element

of the matrix product is the sum of the products of the corresponding row from
the first matrix

and the corresponding column in the second matrix.

In general terms, if A is a matrix of dimension m× n and B is a matrix of
dimension

n × p (the number of columns of A equal the number of rows of B), then the
matrix product of A

and B, AB, is defined and is a matrix of dimension m× p . Schematically,

Size of A | Size of B | ||

Size of AB |

In less general terms, the following example will
illustrate the mechanics of matrix

multiplication.

If

and

Compute AB.

The dimension of matrix A is 2× 3, and the dimension of
matrix B is 3× 3. Since the

number of columns of matrix A is equal to the number of rows of matrix B, the
matrix product,

AB, is defined. (Note that the matrix product BA is not defined since the number
of columns in

matrix B does not equal the number of rows in matrix A. This phenomenon shows
that the

commutative property does not hold for matrix multiplication.) Furthermore, the
dimension of

matrix AB is 2× 3. Thus,

To determine the element c_{11}, multiply the elements of Row
1 of A by the corresponding

elements of Column 1 of B and add the products. The position of each element
indicates the

procedure that obtains it. The element c_{11} occupies the first row and first
column of the matrix
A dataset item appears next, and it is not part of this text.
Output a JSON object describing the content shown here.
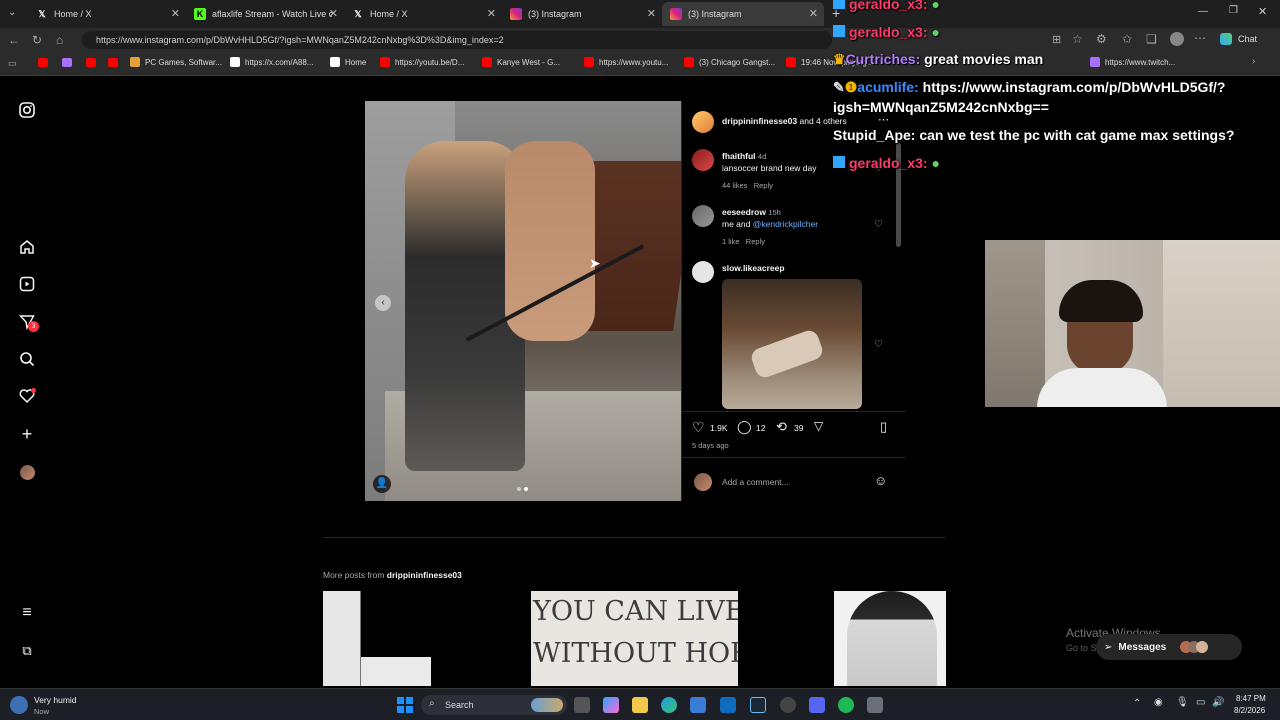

product. Thus, it is obtained by multiplying the elements of the first row of A
by the

corresponding elements of the first column of B and adding the products.
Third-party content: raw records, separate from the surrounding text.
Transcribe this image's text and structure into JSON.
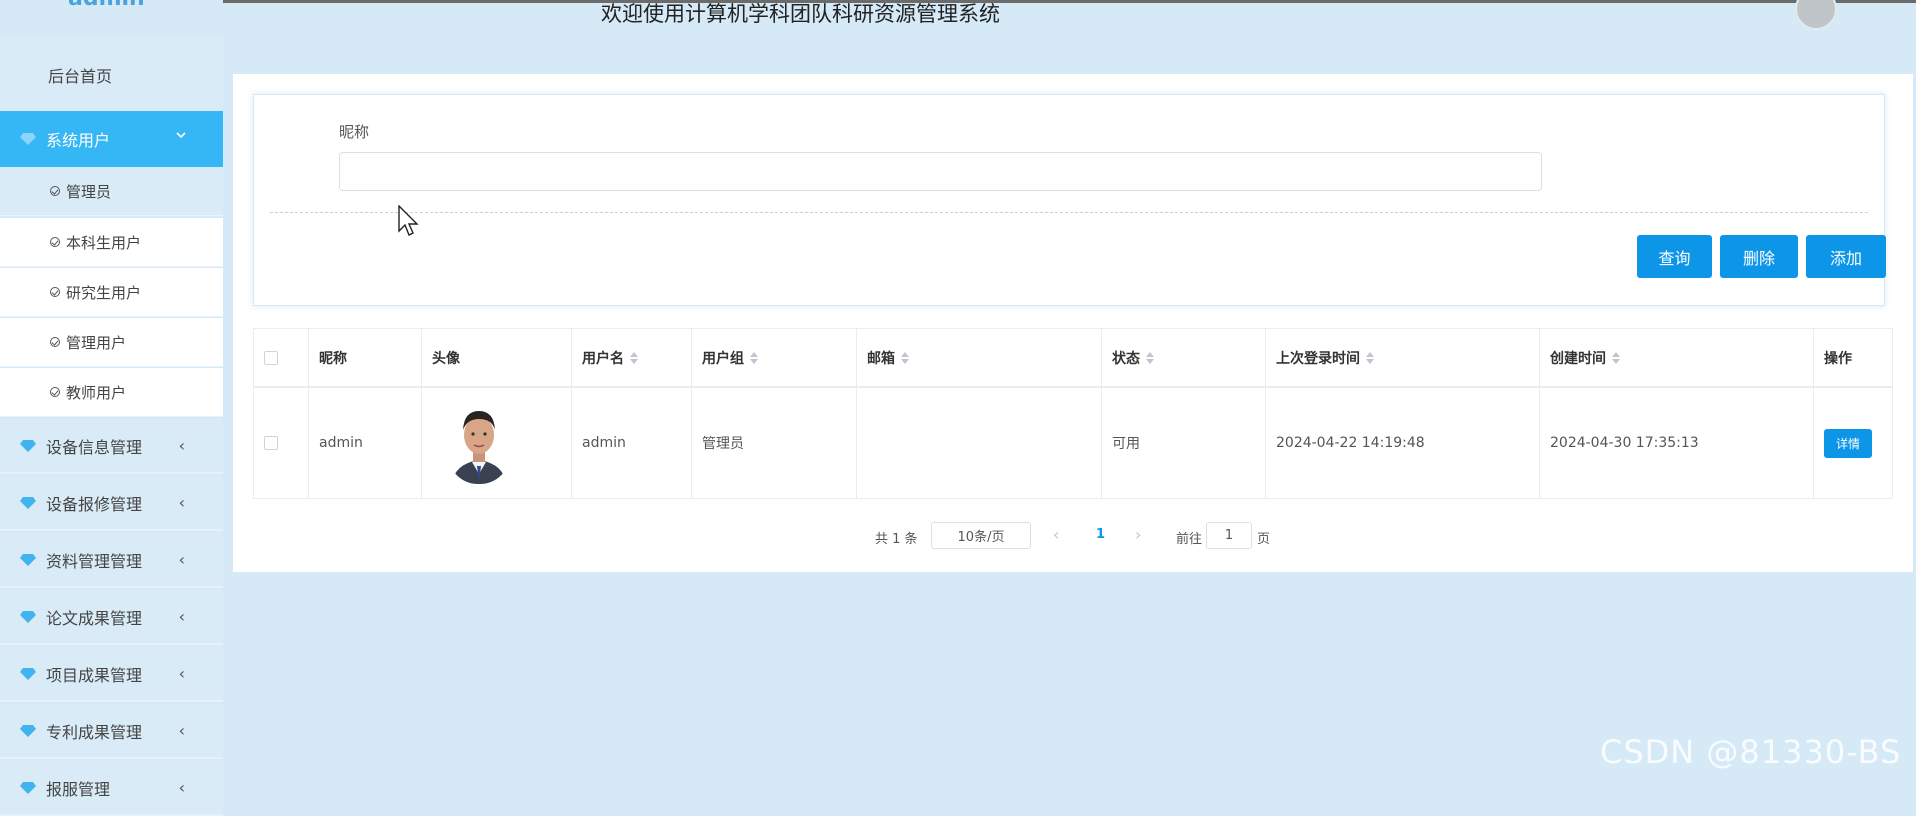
{
  "header": {
    "title": "欢迎使用计算机学科团队科研资源管理系统"
  },
  "sidebar": {
    "logo_text": "admin",
    "home": "后台首页",
    "active_group": "系统用户",
    "sub_items": [
      "管理员",
      "本科生用户",
      "研究生用户",
      "管理用户",
      "教师用户"
    ],
    "groups": [
      "设备信息管理",
      "设备报修管理",
      "资料管理管理",
      "论文成果管理",
      "项目成果管理",
      "专利成果管理",
      "报服管理"
    ]
  },
  "search": {
    "label": "昵称",
    "value": "",
    "buttons": {
      "query": "查询",
      "delete": "删除",
      "add": "添加"
    }
  },
  "table": {
    "headers": [
      "昵称",
      "头像",
      "用户名",
      "用户组",
      "邮箱",
      "状态",
      "上次登录时间",
      "创建时间",
      "操作"
    ],
    "rows": [
      {
        "nickname": "admin",
        "username": "admin",
        "group": "管理员",
        "email": "",
        "status": "可用",
        "last_login": "2024-04-22 14:19:48",
        "created": "2024-04-30 17:35:13",
        "action": "详情"
      }
    ]
  },
  "pagination": {
    "total": "共 1 条",
    "page_size": "10条/页",
    "current_page": "1",
    "goto_label": "前往",
    "goto_value": "1",
    "page_suffix": "页"
  },
  "watermark": "CSDN @81330-BS",
  "colors": {
    "accent": "#0d96e8",
    "sidebar_active": "#35b6f5",
    "background": "#d5e9f6"
  }
}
Similarly, element c_{12} is occupies the position of the
first row second column in the matrix

product. Therefore, it is obtained by multiplying the elements of the first row
of A by the
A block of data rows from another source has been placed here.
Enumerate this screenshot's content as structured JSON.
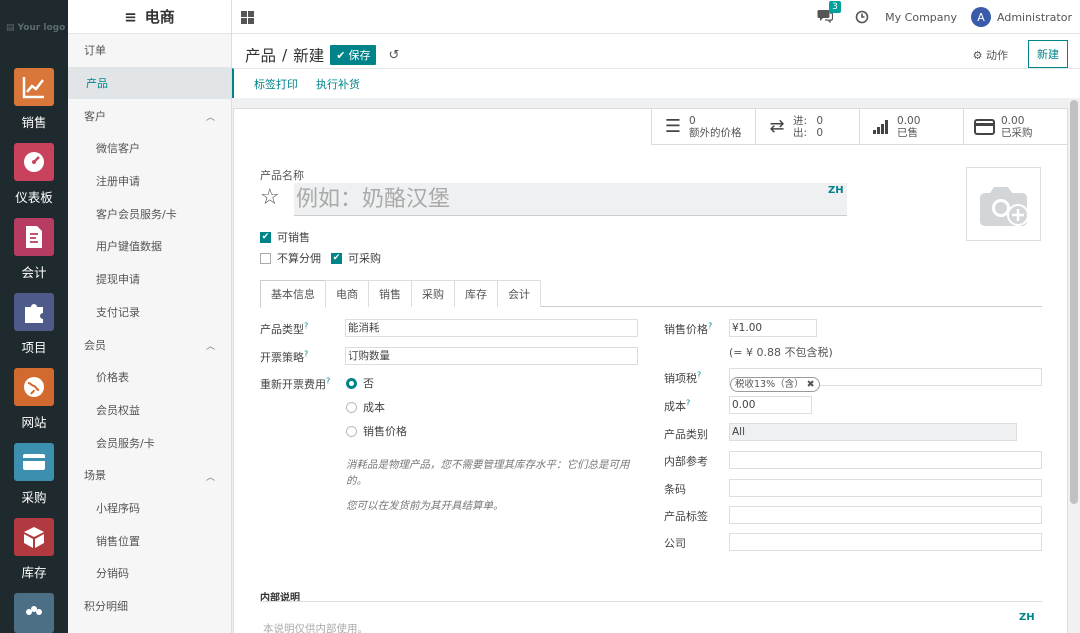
{
  "rail": {
    "logo": "Your logo",
    "apps": [
      {
        "label": "销售",
        "icon": "sales-chart-icon",
        "color": "#d9763a"
      },
      {
        "label": "仪表板",
        "icon": "dashboard-gauge-icon",
        "color": "#c9425d"
      },
      {
        "label": "会计",
        "icon": "accounting-doc-icon",
        "color": "#b63c62"
      },
      {
        "label": "项目",
        "icon": "project-puzzle-icon",
        "color": "#4d5a8a"
      },
      {
        "label": "网站",
        "icon": "website-globe-icon",
        "color": "#d2692e"
      },
      {
        "label": "采购",
        "icon": "purchase-card-icon",
        "color": "#3d8fb0"
      },
      {
        "label": "库存",
        "icon": "inventory-box-icon",
        "color": "#b03a3f"
      },
      {
        "label": "",
        "icon": "team-icon",
        "color": "#4c6f86"
      }
    ]
  },
  "sidebar": {
    "title": "电商",
    "items": [
      {
        "label": "订单",
        "level": 0
      },
      {
        "label": "产品",
        "level": 0,
        "active": true
      },
      {
        "label": "客户",
        "level": 0,
        "expandable": true
      },
      {
        "label": "微信客户",
        "level": 1
      },
      {
        "label": "注册申请",
        "level": 1
      },
      {
        "label": "客户会员服务/卡",
        "level": 1
      },
      {
        "label": "用户键值数据",
        "level": 1
      },
      {
        "label": "提现申请",
        "level": 1
      },
      {
        "label": "支付记录",
        "level": 1
      },
      {
        "label": "会员",
        "level": 0,
        "expandable": true
      },
      {
        "label": "价格表",
        "level": 1
      },
      {
        "label": "会员权益",
        "level": 1
      },
      {
        "label": "会员服务/卡",
        "level": 1
      },
      {
        "label": "场景",
        "level": 0,
        "expandable": true
      },
      {
        "label": "小程序码",
        "level": 1
      },
      {
        "label": "销售位置",
        "level": 1
      },
      {
        "label": "分销码",
        "level": 1
      },
      {
        "label": "积分明细",
        "level": 0
      }
    ]
  },
  "topbar": {
    "messages_count": "3",
    "company": "My Company",
    "avatar_letter": "A",
    "user": "Administrator"
  },
  "control": {
    "breadcrumb_parent": "产品",
    "breadcrumb_sep": "/",
    "breadcrumb_current": "新建",
    "save_label": "保存",
    "actions_label": "动作",
    "new_label": "新建",
    "tabs": [
      "标签打印",
      "执行补货"
    ]
  },
  "stats": [
    {
      "icon": "list-icon",
      "value": "0",
      "label": "额外的价格"
    },
    {
      "icon": "transfer-icon",
      "in_label": "进:",
      "in_value": "0",
      "out_label": "出:",
      "out_value": "0"
    },
    {
      "icon": "bar-signal-icon",
      "value": "0.00",
      "label": "已售"
    },
    {
      "icon": "credit-card-icon",
      "value": "0.00",
      "label": "已采购"
    }
  ],
  "form": {
    "name_label": "产品名称",
    "name_placeholder": "例如：奶酪汉堡",
    "lang": "ZH",
    "checks": {
      "can_sell": {
        "label": "可销售",
        "checked": true
      },
      "no_commission": {
        "label": "不算分佣",
        "checked": false
      },
      "can_purchase": {
        "label": "可采购",
        "checked": true
      }
    },
    "tabs": [
      "基本信息",
      "电商",
      "销售",
      "采购",
      "库存",
      "会计"
    ],
    "left": {
      "product_type_label": "产品类型",
      "product_type_value": "能消耗",
      "invoice_policy_label": "开票策略",
      "invoice_policy_value": "订购数量",
      "reinvoice_label": "重新开票费用",
      "reinvoice_options": [
        "否",
        "成本",
        "销售价格"
      ],
      "note1": "消耗品是物理产品，您不需要管理其库存水平：它们总是可用的。",
      "note2": "您可以在发货前为其开具结算单。"
    },
    "right": {
      "sale_price_label": "销售价格",
      "sale_price_value": "¥1.00",
      "sale_price_note": "(= ¥ 0.88 不包含税)",
      "sale_tax_label": "销项税",
      "sale_tax_tag": "税收13%（含）",
      "cost_label": "成本",
      "cost_value": "0.00",
      "category_label": "产品类别",
      "category_value": "All",
      "internal_ref_label": "内部参考",
      "barcode_label": "条码",
      "tags_label": "产品标签",
      "company_label": "公司"
    },
    "internal_notes_label": "内部说明",
    "internal_notes_placeholder": "本说明仅供内部使用。"
  },
  "colors": {
    "accent": "#00848a",
    "rail": "#1f2a2e"
  }
}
corresponding elements of the second column of B and adding the products.

The remaining elements are found accordingly.

Thus, the matrix product AB is

As mentioned above, in general, AB ≠ BA for matrices A and
B, so the commutative

property does not hold for matrix multiplication. However, the associative and
distributive

properties are valid. So, (AB)C = A(BC) and A(B+C) = AB + AC.

The square matrix of dimension n × n having "1s" along the main diagonal and
zeros

elsewhere is called the identity matrix of dimension n × n . In other words, a
row-reduced square

matrix is the identity matrix for that size square matrix. The identity matrix
of dimension 3× 3 is

The identity matrix has the property that
for any n × r matrix A, and
for any

s × n matrix B. In particular, if A is a square matrix of dimension n × n , then

Example Exercises 4.5

**Instruction: Operations with Matrices
Example 1
Scalar Multiplication**

Consider matrix Find 6A. |

Multiply each element of A by six.

**Example 2
Adding Matrices**

Consider the two matrices below.
What is the sum of A and B? What is the difference of A and B? |

The sum of two matrices is the matrix whose elements are
sums of the corresponding elements in

the addends.

The difference of two matrices is the sum of the minuend
and the product of –1 and the

subtrahend.

**Example 3
Multiplying Matrices**

Consider the two matrices below.
What is the product GH? |

If GH is defined, then H must have as many rows as G has
columns. The product will have as

many rows as G and as many columns as H. Since G is a 3×2 and H is a 2×4, the
product GH is

defined as a 3×4 matrix.

The element c_{11} is the sum of the
products of the elements in row one of G and column one in H;

the element c_{12} is the sum of the products of the elements in
row one of G and column two in H;

etc. Find the elements.

Write the product.

Practice Set 4.5

Perform the indicated operations.

#13 Show with one example that multiplication of matrices
is not commutative.

#14 If the two matrices A and B below are equal, then solve for x, y, z, & w.

ANSWERS

Study Exercise 4.5

**Problems**

For the problems below refer to the following matrices.

#1 Compute 3B

#2 Compute A + A

#3 Compute B · A.

#4 Compute A· B.